Russian imperial soldiers in Helsinki celebrating after February Revolution.

The Unlikely Origins of Russia's Manifest Destiny

July 27, 2016
Charles Clover
This is a summary of an article originally published by Foreign Policy with the subheading: "How an obscure academic and a marginalized philosopher captured the minds of the Kremlin and helped forge the new Russian nationalism."

The author examines the Russian intellectual fascination with Englishman Sir Halford Mackinder's theory of geopolitics. Mackinder argued that the power of the world was determined by geographic control and that the "heartland" of Russia and Eurasia was the most important territory for controlling the world. Mackinder created this theory to persuade the British to contain the Russian empire, but his geopolitical ideas have been turned on their head in Russia--thinkers have argued that Mackinder's ideas promote the need for Russian manifest destiny in Eurasia. The author proposes that the synthesis of Mackinder's ideas with a sort of Soviet revanchism has been promoted by modern thinker Alexander Dugin. The right wing ideologue Dugin has formulated a world theory called "Eurasianism," which calls for Russian domination of former Soviet states and a rejection of the U.S.-led "Atlanticism" movement. Clover asserts that Dugin's ideas have penetrated the thinking of many Russian government officials, in particular the military leaders, and can be used as a lens to examine Russia's international motivations.

Read the full article at Foreign Policy.
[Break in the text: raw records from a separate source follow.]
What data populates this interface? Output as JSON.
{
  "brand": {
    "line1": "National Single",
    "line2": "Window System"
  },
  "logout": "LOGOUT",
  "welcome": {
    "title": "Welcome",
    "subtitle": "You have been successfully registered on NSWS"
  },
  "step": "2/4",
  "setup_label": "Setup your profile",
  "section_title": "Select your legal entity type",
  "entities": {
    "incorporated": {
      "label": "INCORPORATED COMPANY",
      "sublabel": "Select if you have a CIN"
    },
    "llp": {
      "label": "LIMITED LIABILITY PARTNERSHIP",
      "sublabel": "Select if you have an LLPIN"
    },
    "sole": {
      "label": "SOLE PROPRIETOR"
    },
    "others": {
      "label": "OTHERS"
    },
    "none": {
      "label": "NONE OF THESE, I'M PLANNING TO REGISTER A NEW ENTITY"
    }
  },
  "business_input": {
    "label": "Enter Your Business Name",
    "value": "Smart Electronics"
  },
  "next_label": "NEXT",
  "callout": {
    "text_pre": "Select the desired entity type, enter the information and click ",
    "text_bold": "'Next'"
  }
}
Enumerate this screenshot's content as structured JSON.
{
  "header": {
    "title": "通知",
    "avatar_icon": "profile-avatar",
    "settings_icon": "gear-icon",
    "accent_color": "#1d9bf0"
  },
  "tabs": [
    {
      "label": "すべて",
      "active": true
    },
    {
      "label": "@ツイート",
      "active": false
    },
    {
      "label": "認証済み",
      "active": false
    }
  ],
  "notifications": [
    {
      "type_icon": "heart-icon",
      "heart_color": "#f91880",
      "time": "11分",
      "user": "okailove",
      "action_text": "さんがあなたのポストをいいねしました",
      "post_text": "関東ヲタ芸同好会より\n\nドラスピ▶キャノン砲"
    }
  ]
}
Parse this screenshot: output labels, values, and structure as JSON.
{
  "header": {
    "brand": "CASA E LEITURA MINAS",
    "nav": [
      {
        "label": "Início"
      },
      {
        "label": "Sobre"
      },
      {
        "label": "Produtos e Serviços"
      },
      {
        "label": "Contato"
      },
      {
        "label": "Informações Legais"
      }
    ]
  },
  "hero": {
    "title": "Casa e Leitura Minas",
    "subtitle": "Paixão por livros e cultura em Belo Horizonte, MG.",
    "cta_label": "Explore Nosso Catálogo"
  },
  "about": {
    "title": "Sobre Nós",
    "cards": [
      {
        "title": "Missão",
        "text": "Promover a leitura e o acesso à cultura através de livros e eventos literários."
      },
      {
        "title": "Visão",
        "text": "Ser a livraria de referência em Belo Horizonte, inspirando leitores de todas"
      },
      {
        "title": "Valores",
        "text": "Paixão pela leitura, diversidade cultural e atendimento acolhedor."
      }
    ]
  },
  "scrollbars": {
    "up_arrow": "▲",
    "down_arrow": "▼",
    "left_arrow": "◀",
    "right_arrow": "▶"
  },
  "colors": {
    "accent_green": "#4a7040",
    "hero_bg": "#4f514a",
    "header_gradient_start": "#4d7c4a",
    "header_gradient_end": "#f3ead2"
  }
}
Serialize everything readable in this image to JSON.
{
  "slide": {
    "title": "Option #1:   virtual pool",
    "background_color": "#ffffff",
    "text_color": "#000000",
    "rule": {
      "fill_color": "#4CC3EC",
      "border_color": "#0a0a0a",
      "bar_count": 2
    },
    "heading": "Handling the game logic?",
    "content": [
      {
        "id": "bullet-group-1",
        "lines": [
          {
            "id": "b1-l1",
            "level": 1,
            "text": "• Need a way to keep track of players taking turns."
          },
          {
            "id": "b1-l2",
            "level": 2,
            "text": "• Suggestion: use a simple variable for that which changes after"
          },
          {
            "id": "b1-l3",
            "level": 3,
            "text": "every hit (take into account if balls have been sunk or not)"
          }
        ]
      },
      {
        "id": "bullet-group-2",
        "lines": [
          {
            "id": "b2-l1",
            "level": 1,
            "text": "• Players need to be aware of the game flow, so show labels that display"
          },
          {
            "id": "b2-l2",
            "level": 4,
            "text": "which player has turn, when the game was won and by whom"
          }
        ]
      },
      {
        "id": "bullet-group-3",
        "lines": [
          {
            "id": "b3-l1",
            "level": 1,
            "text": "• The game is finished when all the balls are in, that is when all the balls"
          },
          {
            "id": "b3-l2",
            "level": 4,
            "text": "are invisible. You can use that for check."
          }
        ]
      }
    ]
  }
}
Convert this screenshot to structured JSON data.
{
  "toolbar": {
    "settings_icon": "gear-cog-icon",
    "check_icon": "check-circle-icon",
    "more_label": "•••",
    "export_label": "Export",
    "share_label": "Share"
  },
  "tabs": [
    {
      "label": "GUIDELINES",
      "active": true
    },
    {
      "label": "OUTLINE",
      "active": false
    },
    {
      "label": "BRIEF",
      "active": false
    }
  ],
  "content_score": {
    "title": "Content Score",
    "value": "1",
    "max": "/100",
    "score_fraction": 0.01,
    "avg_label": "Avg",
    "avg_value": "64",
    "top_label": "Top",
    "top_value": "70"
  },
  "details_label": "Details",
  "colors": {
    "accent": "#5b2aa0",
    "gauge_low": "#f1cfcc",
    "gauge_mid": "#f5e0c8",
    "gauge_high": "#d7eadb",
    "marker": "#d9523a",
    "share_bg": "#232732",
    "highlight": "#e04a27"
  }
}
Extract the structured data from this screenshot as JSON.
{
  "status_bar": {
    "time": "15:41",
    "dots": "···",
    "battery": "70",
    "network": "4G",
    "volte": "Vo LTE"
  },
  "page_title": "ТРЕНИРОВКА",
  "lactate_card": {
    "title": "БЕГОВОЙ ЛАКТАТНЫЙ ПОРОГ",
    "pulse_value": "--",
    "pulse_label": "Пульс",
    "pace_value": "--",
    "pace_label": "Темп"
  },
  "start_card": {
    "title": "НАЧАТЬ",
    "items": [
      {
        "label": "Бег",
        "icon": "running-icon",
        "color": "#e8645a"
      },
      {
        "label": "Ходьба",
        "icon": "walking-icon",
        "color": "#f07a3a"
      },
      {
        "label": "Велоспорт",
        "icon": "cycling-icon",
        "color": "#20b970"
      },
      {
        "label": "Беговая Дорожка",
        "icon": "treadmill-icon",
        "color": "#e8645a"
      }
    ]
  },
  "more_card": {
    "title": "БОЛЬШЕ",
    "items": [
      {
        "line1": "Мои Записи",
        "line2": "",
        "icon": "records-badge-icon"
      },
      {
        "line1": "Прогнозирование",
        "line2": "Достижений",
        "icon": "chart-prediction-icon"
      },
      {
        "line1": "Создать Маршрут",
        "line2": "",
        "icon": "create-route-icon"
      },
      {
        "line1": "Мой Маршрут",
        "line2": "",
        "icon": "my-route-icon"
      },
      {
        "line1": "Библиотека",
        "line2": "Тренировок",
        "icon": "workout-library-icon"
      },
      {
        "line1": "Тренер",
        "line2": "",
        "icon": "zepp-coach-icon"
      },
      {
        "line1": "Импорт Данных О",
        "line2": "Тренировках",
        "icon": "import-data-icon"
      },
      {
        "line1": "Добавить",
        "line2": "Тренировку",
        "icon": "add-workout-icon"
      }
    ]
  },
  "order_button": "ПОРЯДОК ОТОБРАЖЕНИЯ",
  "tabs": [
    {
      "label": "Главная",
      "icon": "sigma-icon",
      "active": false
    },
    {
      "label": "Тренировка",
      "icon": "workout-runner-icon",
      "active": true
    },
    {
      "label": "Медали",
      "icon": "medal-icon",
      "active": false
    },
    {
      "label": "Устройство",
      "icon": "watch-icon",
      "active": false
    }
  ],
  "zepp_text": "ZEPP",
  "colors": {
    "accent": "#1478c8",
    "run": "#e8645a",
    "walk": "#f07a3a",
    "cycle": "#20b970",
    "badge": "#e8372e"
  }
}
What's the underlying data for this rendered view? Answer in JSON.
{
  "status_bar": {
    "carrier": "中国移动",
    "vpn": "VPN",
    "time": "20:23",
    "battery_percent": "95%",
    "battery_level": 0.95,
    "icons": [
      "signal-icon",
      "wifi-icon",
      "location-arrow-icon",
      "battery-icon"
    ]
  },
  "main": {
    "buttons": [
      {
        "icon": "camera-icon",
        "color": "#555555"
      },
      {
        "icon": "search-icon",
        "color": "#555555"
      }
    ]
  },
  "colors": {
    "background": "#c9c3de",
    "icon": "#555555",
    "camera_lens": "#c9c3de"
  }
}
This article is adapted from the author's book, "Black Wind, White Snow: The Rise of Russia's New Nationalism."

Author

Charles Clover

Charles Clover is the China correspondent and former Moscow bureau chief for the Financial Times. 

Photo by Jaakola Nestori in archive of the City Museum of Helsinki shared under a CC BY 4.0 license.